Posted in Personal Injury on March 9, 2015
It is a given that hospitals and medical providers are going to require payment for services rendered when an accident victim comes into their facility, and the general rule of thumb is that it is the patient who is responsible for paying the medical bills. This may seem unfair if the patient was injured at no fault of his or her own in the automobile accident.
Regardless, the medical bills must be paid, and things can become complicated when it comes to payment, especially if the accident victim cannot return either temporarily or permanently to his or her regular source of earning income.
There is a general assumption that the responsible party’s auto insurance will cover all bills after an auto accident, but insurance cannot be completely relied upon. Even if responsibility is determined without incident and the victim is entitled to receive an insurance settlement, auto insurance generally has an upper limit that caps off the coverage, such as $100,000 for medical bills related to the auto accident.
Any amount that goes over the maximum is referred to the victim’s health insurance or billed directly to the accident victim, returning the responsibility for the medical care to the person who, seemingly, should not have to pay the medical bills. While the caregivers are sympathetic to an accident victim’s situation, they still require payment for the medical services rendered.

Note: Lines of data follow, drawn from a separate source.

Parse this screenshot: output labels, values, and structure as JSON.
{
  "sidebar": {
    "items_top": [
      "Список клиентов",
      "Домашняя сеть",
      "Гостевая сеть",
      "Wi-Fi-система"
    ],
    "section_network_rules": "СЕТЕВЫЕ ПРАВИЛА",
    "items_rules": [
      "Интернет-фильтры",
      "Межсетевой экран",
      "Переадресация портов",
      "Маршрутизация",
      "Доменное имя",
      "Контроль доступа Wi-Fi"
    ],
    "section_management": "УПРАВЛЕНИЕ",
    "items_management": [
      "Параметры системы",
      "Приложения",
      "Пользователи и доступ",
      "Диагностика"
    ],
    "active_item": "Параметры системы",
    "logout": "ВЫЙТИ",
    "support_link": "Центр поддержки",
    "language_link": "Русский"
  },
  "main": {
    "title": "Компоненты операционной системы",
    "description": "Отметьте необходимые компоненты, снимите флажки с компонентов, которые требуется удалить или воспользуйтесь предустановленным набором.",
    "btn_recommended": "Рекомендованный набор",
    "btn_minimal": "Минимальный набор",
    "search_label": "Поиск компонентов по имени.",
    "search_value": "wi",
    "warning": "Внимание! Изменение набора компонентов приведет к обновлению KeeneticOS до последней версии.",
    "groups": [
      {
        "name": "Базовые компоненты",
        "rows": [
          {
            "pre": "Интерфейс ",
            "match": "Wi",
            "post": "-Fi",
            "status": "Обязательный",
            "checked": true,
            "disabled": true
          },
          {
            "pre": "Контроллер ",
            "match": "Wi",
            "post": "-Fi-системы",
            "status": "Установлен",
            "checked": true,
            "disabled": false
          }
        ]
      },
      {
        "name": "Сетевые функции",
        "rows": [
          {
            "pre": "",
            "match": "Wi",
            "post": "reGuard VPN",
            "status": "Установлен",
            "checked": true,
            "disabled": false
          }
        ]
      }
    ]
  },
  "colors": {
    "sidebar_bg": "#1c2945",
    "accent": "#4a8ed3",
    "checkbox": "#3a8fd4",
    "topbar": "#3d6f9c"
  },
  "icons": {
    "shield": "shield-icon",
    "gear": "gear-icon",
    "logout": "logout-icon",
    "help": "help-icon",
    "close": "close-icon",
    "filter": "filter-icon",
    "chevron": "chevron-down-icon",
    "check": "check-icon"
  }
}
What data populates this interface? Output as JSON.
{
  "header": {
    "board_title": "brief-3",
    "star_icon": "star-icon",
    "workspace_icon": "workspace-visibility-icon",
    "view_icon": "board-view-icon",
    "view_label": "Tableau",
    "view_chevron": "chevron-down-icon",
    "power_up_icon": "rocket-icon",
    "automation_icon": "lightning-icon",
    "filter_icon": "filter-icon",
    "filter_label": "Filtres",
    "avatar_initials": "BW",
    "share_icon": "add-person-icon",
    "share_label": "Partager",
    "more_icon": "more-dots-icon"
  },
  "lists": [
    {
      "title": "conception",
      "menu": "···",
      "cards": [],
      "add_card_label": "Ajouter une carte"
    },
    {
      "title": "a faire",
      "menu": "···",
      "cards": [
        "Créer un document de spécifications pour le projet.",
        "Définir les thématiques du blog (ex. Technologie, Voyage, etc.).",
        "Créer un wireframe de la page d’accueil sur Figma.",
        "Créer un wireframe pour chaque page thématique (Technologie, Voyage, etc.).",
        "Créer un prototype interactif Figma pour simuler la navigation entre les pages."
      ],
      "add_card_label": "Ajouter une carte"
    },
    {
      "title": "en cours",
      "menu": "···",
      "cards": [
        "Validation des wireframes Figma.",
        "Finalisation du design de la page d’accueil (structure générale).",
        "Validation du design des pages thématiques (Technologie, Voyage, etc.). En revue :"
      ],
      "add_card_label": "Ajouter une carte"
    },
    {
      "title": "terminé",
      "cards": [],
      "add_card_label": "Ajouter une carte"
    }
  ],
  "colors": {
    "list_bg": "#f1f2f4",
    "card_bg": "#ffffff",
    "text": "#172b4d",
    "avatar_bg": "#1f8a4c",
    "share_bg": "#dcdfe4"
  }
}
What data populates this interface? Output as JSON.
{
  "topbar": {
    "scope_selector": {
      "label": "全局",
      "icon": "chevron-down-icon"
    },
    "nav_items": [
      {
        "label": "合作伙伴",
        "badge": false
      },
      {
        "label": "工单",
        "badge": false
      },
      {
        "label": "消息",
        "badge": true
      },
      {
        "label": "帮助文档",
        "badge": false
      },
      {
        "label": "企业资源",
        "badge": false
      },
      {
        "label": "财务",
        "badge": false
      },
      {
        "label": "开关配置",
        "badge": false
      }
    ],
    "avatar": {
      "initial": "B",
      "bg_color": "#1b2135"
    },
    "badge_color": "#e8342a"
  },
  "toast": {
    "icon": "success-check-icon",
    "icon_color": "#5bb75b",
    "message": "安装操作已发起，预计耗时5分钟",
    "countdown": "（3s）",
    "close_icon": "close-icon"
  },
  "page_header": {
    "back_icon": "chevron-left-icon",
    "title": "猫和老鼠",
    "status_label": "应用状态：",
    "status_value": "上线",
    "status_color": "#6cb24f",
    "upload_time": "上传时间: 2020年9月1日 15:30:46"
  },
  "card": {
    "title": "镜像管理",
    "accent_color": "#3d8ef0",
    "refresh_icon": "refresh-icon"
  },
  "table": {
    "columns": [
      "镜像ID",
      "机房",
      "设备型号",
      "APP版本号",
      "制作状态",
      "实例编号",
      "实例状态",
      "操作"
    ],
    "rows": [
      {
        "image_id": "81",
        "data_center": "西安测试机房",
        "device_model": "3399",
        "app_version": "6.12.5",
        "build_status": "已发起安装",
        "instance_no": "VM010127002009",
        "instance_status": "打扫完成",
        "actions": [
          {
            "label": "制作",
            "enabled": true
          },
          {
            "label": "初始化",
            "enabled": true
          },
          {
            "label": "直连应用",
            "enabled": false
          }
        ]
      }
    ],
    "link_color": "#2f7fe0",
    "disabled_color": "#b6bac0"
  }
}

It is possible that the insurance company can negotiate with the hospital and providers in order to reduce the total amounts that are owed, effectively keeping medical expenses under the maximum cap. In some cases, however, the insurer, too, is more interested in its own bottom line, and may only pay what it deems it is obligated to pay, not the entire balance, negotiated or otherwise.
For example, if there are injuries that require rehabilitation, the responsible party’s insurance company may deem this medical care as unnecessary and refuse to pay the relating bill. This is where it becomes necessary to consult with an attorney to protect the victim’s rights, and while retaining legal help may seem like an extreme reaction to the situation, it has the potential to be beneficial for the victim because its sole purpose is to protect the victim of the auto accident.
An attorney can determine the best course of action to ensure that all medical bills relating to the accident injury are covered in full along with potential coverage for lost wages, pain and suffering, and any other damages the injured party incurred as a result of the incident.
If an accident victim is being pressured into signing a settlement agreement with the responsible party’s auto insurance carrier, he or she should seek legal assistance to ensure that the agreement fully covers all damages relating to the auto accident.
If the settlement agreement is lacking, the attorney can review the case in its entirety and suggest an alternate course of action designed to ensure that the victim is made whole after his or her auto accident. This extra step ensures that the entity responsible for paying the medical bills is required to pay them, as responsibility is often muddled after auto accidents. If you have questions about medical bill expenses following an injury you can learn more at: www.zanerhardenlaw.com.